The lipoxin A4 receptor (ALXR) is expressed in fibroblast-like synoviocytes and is targeted by both antiinflammatory and proinflammatory endogenous ligands. Recently, annexin-1 (lipocortin) has been identified to be an ALXR ligand. Uteroglobin (Ug) is secretoglobin that shares with annexin-1 properties such as potent inhibition of phospholipase A2 (PLA2) as well as sequence similarities in the 'antiflammin' consensus region. Potential receptor interactions of Ug with ALXR were therefore investigated and PLA2 activity assays were performed in CHO and HL-60 cell lines stably overexpressing ALXR. Serum amyloid A (SAA), an ALXR ligand displaying proinflammatory activities, was compared with two antiinflammatory ligands, Ug and lipoxin A4 (LXA4). While Ug and LXA4 did not alter baseline PLA2 activity (Ug) or provoked a pulsed peak of activity (LXA4), SAA did induce a delayed and prolonged activation of PLA2. SAA-induced PLA2activation was sharply inhibited in the presence of Ug. Ug inhibition of SAA-dependent phospholipase activity occurred at submillimolar Ca2+ concentrations, suggesting an effect on cytosolic PLA2 (rather than secretory PLA2, a known target inhibited by Ug and annexin-1 but requiring millimolar Ca2+). Studies of Erk, p38 and AKT kinase phosphorylation confirmed that SAA and Ug interact with ALXR to oppositely regulate GPCR-coupled downstream signaling events. Overall the analysis of phospholipase D activity, kinase phosphorylation and cAMP levels also suggested that proinflammatory and antiinflammatory ligands of ALXR engage differently coupled pathways, leading to activation of these processes (SAA) or to their inhibition (LXA4 and Ug). These signaling events are functionally matched by the ability of SAA to stimulate NF-κB activity, IL-8 release and cell chemotaxis, and that of LXA4 and Ug to strongly inhibit them. Expression of Ug and SAA mRNAs was also detected in human fibroblast-like synoviocytes, suggesting that ALXR may play a pivotal role in the pathophysiology of arthritis. In addition, annexin-1 and Ug inhibition of PLA2 offers enticing new venues to control inflammatory arthritides by limiting, for example, cascade signaling amplification via synthesis of proinflammatory eicosanoids, along with a redirection of ALXR signaling toward antiinflammatory feedback mechanisms.

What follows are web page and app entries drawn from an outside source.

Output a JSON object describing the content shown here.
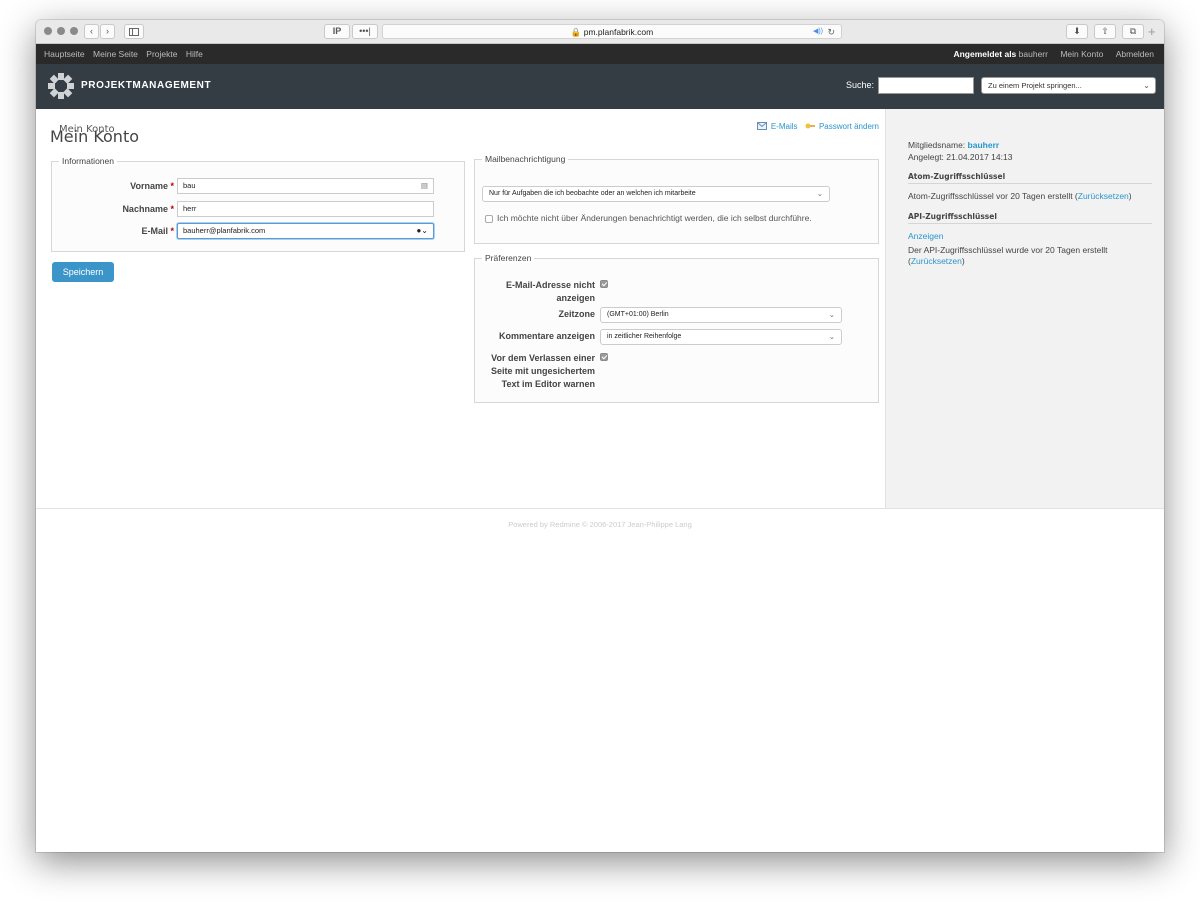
{
  "browser": {
    "url": "pm.planfabrik.com",
    "ip_label": "IP",
    "dots_label": "•••|"
  },
  "topmenu": {
    "items": [
      "Hauptseite",
      "Meine Seite",
      "Projekte",
      "Hilfe"
    ],
    "logged_in_prefix": "Angemeldet als",
    "logged_in_user": "bauherr",
    "my_account": "Mein Konto",
    "logout": "Abmelden"
  },
  "header": {
    "brand": "PROJEKTMANAGEMENT",
    "search_label": "Suche:",
    "jump_placeholder": "Zu einem Projekt springen..."
  },
  "page": {
    "title": "Mein Konto",
    "emails_link": "E-Mails",
    "password_link": "Passwort ändern"
  },
  "info": {
    "legend": "Informationen",
    "firstname_label": "Vorname",
    "firstname_value": "bau",
    "lastname_label": "Nachname",
    "lastname_value": "herr",
    "email_label": "E-Mail",
    "email_value": "bauherr@planfabrik.com",
    "required_mark": "*"
  },
  "save_button": "Speichern",
  "mail": {
    "legend": "Mailbenachrichtigung",
    "option_selected": "Nur für Aufgaben die ich beobachte oder an welchen ich mitarbeite",
    "self_notify_label": "Ich möchte nicht über Änderungen benachrichtigt werden, die ich selbst durchführe.",
    "self_notify_checked": false
  },
  "prefs": {
    "legend": "Präferenzen",
    "hide_mail_label_1": "E-Mail-Adresse nicht",
    "hide_mail_label_2": "anzeigen",
    "hide_mail_checked": true,
    "timezone_label": "Zeitzone",
    "timezone_value": "(GMT+01:00) Berlin",
    "comments_label": "Kommentare anzeigen",
    "comments_value": "in zeitlicher Reihenfolge",
    "warn_label_1": "Vor dem Verlassen einer",
    "warn_label_2": "Seite mit ungesichertem",
    "warn_label_3": "Text im Editor warnen",
    "warn_checked": true
  },
  "sidebar": {
    "title": "Mein Konto",
    "member_prefix": "Mitgliedsname:",
    "member_name": "bauherr",
    "created": "Angelegt: 21.04.2017 14:13",
    "atom_heading": "Atom-Zugriffsschlüssel",
    "atom_text": "Atom-Zugriffsschlüssel vor 20 Tagen erstellt (",
    "atom_reset": "Zurücksetzen",
    "close_paren": ")",
    "api_heading": "API-Zugriffsschlüssel",
    "api_show": "Anzeigen",
    "api_text": "Der API-Zugriffsschlüssel wurde vor 20 Tagen erstellt",
    "open_paren": "(",
    "api_reset": "Zurücksetzen"
  },
  "footer": "Powered by Redmine © 2006-2017 Jean-Philippe Lang"
}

This work was supported by NIH-NIAMS (AR-45931 to SF) and the Arthritis Foundation (National Postdoctoral fellowship to SSS).